» What is required
Please return every line in the following data that includes the string "this".

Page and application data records
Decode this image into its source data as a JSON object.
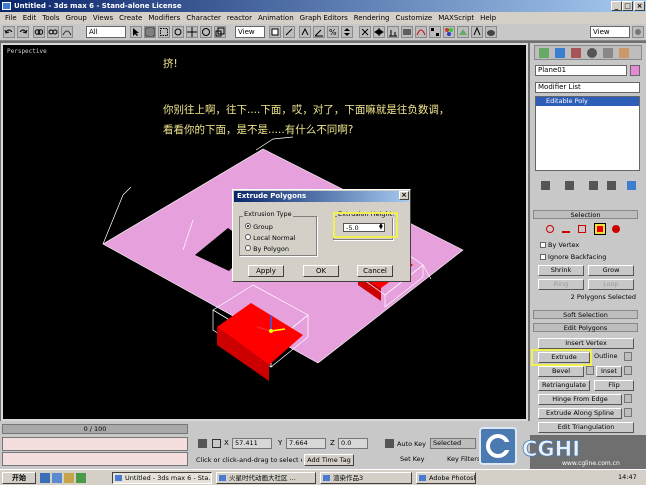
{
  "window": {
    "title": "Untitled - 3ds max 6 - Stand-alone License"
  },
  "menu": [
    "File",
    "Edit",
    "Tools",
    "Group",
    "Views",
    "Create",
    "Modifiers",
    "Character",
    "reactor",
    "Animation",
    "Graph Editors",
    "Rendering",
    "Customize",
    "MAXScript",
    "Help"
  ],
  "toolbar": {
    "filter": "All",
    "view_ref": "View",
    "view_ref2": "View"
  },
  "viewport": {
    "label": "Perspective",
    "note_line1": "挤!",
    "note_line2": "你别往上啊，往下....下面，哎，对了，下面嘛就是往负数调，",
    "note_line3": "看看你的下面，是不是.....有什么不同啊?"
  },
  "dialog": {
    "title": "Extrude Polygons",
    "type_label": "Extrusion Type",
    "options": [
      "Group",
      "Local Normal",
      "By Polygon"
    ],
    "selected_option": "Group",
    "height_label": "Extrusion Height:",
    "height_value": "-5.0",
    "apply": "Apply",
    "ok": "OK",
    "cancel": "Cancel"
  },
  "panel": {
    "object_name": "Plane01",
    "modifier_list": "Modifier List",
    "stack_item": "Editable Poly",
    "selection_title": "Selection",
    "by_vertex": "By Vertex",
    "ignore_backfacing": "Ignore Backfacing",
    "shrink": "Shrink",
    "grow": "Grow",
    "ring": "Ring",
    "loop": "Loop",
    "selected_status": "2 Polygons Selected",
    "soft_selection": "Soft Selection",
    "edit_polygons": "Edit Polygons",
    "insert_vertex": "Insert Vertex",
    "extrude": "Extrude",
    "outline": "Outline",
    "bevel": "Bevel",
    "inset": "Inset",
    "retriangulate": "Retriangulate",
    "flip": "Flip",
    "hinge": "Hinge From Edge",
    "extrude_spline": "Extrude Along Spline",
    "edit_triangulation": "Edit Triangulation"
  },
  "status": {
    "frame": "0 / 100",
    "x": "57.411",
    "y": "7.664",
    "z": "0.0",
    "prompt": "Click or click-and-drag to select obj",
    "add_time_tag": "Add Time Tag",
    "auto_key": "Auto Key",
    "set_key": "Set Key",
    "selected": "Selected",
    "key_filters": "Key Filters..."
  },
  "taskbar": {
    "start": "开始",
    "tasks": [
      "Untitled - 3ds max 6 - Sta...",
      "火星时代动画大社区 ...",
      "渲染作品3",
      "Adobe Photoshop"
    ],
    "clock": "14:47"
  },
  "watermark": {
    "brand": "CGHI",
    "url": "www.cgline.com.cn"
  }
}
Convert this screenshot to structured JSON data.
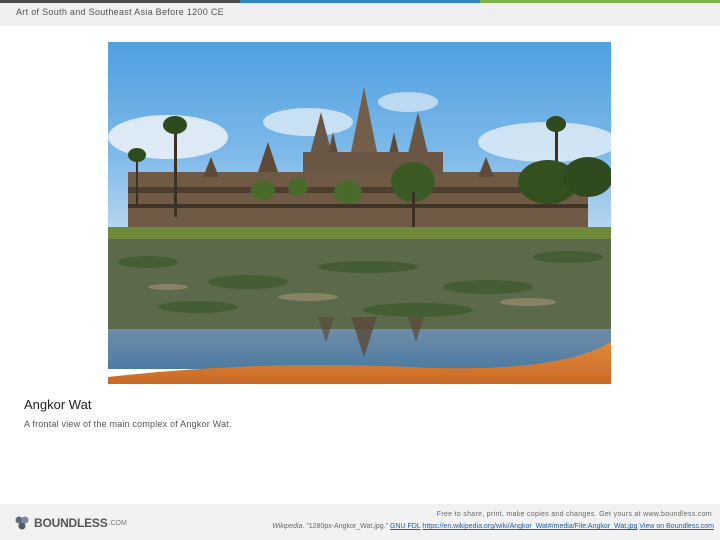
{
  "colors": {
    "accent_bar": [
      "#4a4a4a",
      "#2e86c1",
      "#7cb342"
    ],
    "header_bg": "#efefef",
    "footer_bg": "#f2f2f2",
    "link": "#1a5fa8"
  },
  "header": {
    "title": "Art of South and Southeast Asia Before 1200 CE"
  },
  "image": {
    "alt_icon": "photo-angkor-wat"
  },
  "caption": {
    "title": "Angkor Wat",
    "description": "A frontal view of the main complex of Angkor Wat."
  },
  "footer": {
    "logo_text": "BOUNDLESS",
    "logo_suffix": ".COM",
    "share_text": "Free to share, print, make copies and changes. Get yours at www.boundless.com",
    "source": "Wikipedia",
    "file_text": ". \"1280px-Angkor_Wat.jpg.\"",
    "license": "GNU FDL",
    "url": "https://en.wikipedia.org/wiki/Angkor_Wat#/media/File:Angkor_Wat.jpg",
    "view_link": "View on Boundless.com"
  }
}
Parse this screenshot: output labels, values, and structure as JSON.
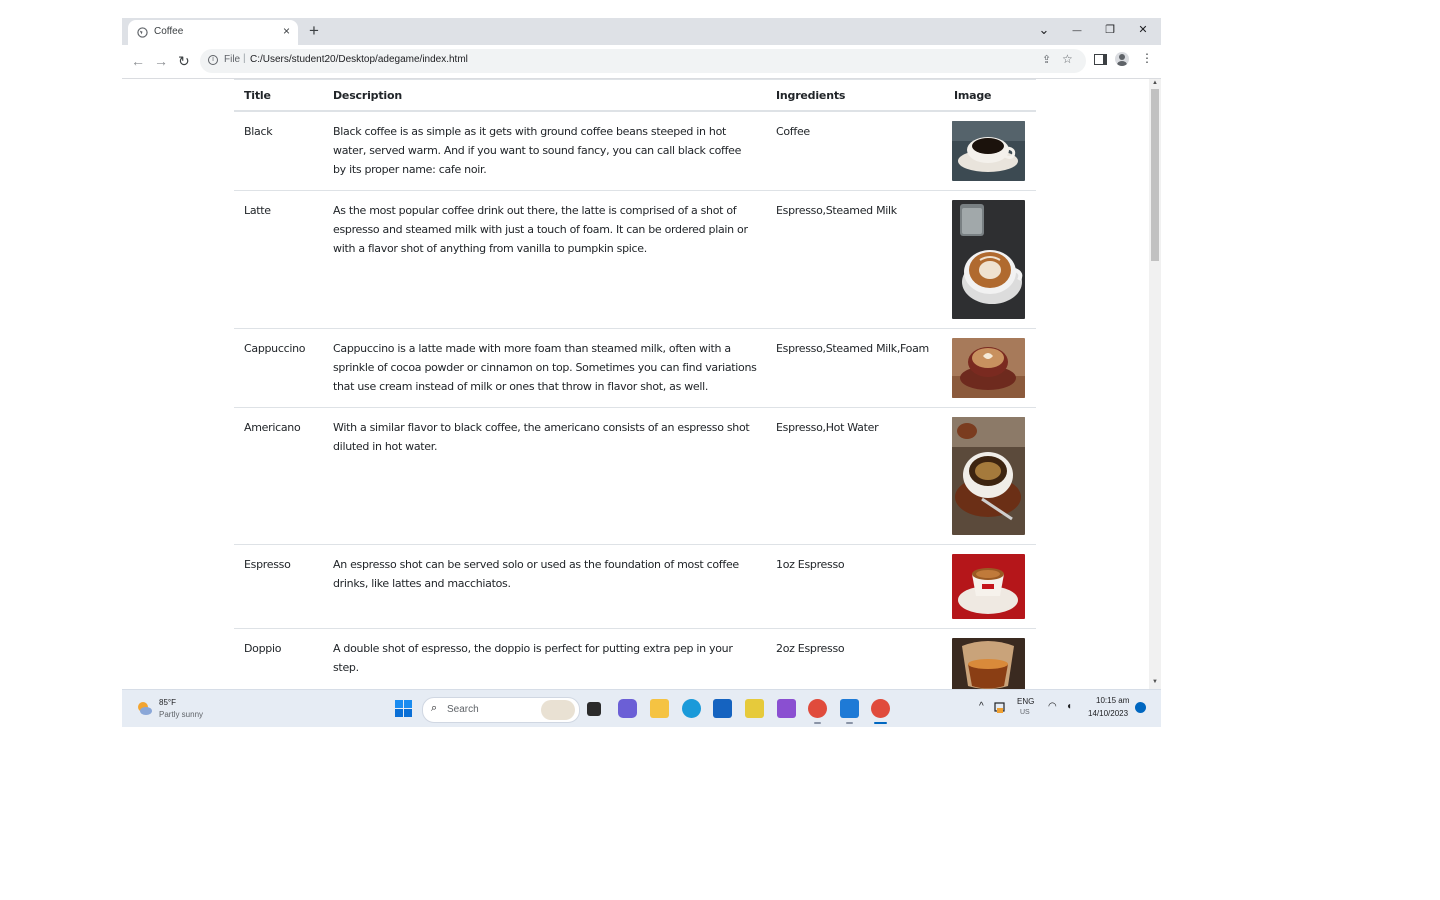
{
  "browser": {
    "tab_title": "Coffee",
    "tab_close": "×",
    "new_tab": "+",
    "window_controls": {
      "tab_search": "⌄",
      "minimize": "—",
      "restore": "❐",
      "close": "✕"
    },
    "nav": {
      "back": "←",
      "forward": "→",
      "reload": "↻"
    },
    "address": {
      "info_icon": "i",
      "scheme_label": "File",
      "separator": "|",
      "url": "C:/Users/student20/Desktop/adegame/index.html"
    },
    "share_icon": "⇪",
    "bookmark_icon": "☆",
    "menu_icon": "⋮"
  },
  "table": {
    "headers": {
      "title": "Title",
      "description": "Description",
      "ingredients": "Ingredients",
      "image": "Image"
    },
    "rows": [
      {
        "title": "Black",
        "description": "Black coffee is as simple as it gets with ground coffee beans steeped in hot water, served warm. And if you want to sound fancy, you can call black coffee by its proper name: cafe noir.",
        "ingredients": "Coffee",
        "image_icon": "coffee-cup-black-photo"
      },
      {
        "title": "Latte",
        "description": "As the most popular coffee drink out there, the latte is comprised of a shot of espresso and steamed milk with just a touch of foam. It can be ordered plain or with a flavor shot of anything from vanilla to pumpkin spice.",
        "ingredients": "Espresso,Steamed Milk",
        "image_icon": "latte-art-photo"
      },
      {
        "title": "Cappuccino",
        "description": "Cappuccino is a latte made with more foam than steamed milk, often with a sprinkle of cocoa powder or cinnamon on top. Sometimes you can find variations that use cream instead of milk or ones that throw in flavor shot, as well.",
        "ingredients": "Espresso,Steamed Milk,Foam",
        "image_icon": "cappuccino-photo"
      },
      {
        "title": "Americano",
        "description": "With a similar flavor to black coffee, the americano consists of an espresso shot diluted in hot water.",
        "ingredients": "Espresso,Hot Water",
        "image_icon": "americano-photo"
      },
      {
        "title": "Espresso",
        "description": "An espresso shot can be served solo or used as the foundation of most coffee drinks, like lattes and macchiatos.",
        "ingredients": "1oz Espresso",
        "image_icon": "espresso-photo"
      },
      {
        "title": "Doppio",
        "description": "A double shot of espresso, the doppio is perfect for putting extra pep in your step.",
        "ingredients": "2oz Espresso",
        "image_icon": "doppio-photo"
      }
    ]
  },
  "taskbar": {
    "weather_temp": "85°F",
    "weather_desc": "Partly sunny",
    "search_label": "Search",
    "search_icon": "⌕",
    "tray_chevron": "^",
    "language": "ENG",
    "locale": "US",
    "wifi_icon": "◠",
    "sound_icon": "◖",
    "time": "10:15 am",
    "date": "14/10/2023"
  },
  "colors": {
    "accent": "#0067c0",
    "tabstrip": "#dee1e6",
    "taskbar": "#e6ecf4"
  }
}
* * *
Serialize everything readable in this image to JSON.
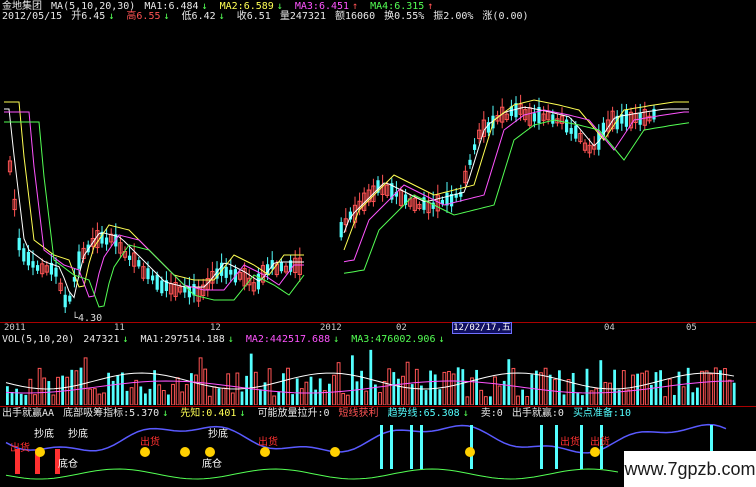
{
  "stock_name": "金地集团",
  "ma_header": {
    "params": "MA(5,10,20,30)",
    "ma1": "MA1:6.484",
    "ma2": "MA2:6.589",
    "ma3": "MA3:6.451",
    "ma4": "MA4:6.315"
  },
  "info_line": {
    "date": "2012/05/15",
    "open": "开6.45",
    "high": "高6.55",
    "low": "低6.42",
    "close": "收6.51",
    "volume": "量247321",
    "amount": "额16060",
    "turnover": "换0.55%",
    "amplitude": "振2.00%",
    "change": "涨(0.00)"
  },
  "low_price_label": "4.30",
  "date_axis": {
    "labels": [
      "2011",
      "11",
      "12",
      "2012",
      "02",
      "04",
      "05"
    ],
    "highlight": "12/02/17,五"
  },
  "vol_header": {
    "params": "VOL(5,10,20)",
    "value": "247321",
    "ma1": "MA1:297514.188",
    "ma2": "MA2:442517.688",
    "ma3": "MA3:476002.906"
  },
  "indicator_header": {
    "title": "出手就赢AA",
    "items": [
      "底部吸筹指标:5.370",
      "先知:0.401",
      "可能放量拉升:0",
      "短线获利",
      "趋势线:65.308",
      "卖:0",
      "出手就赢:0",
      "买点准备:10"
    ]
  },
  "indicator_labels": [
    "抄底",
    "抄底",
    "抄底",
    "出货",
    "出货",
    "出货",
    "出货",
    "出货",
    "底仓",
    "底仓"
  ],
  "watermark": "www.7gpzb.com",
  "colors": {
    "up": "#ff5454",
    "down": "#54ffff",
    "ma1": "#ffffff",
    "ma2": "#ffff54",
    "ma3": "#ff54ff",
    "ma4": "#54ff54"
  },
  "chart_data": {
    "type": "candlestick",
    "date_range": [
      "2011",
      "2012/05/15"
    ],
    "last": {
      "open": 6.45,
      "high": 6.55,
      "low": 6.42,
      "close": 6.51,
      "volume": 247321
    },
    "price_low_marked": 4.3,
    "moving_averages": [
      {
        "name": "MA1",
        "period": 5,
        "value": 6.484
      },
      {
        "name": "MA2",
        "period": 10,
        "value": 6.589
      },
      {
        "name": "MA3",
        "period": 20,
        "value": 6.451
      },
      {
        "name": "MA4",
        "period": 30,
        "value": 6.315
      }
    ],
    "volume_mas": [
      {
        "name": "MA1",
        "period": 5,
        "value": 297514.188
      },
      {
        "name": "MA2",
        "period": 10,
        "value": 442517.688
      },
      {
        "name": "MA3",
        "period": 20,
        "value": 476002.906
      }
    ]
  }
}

» Answer box
Decode this image into its source data as a JSON object.
Convert this screenshot to structured JSON data.
Parse this screenshot: output labels, values, and structure as JSON.
Serialize everything readable in this image to JSON.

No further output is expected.